Dominic da Silva, in his late fifties, has terminal cancer. This diagnosis prompts him to return to the diaries he kept from his boarding school years into his early thirties.
These notebooks conjure lost tableaux of Britain in the 1960s, 70s and early 80s- with the emotional repression and genteel rural poverty of his youth, through to upbeat accounts of later joyful excess and profound friendship.
Dominic has the chameleon qualities of the true survivor- by the age of thirty, he has carved out a promising career and is married to a wealthy young lawyer, herself the very epitome of upward mobility. But he's cursed, it seems, by wanting everything to which he's supremely ill-suited.

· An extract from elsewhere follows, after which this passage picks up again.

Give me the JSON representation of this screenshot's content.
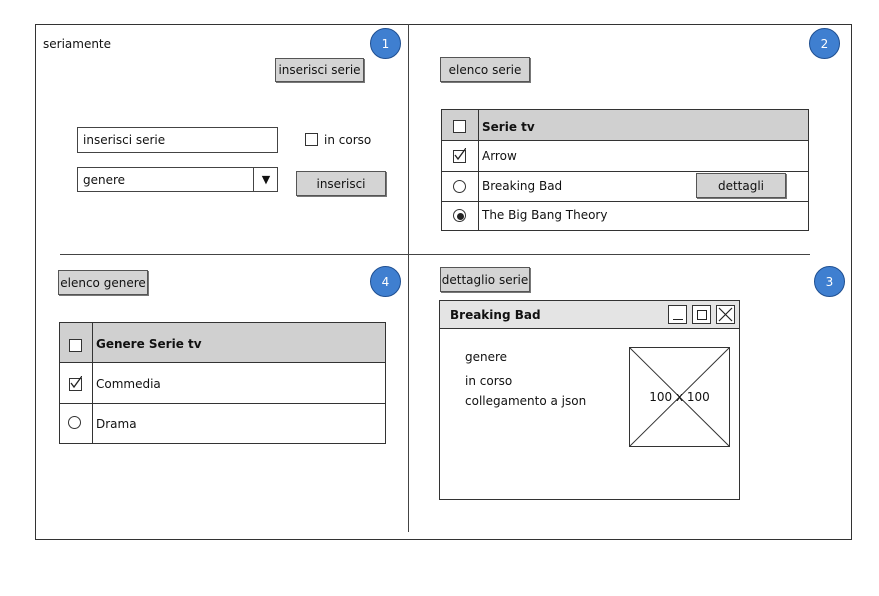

A quarter of a century later, it all looks very different. His has, in many ways, been a thwarted existence, and Dominic's diaries chart his lurching journey towards self-recognition - from grand house parties to a hostel for the homeless, from an apparently perfect life to arrest and ignominy.
Under the Table is a powerful homage to truth and friendship - and a recognition of the toughness upon which both depend.

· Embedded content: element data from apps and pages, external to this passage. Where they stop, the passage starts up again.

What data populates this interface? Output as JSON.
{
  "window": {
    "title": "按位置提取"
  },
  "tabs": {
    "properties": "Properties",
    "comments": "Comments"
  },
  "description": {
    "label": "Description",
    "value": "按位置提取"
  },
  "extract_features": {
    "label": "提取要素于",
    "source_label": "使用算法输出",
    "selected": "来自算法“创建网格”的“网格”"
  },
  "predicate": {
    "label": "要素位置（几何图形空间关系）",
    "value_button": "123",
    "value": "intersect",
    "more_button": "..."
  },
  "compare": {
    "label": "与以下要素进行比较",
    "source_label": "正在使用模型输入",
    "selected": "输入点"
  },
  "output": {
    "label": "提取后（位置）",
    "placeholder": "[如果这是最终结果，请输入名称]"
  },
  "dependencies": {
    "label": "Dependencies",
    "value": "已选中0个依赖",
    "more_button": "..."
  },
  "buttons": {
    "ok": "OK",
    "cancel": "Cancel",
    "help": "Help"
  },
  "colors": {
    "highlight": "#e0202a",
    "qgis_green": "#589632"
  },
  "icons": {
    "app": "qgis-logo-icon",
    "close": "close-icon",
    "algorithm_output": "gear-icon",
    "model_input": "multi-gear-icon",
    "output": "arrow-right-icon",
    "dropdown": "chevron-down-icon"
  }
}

David Hargreaves studied history at Worcester College, Oxford, before becoming a history teacher, first at Stamford School in Lincolnshire, then from April 1986 at Westminster School in London, where he became head of the sixth form and a boarding housemaster. He taught at Westminster for a total of twenty-eight years until 2014. He now divides his time between running his education consultancy and writing, and is a governor of a London preparatory school. He publishes regular articles on history, including a weekly essay about the First World War published in centuryjournal.com. He lives in north London.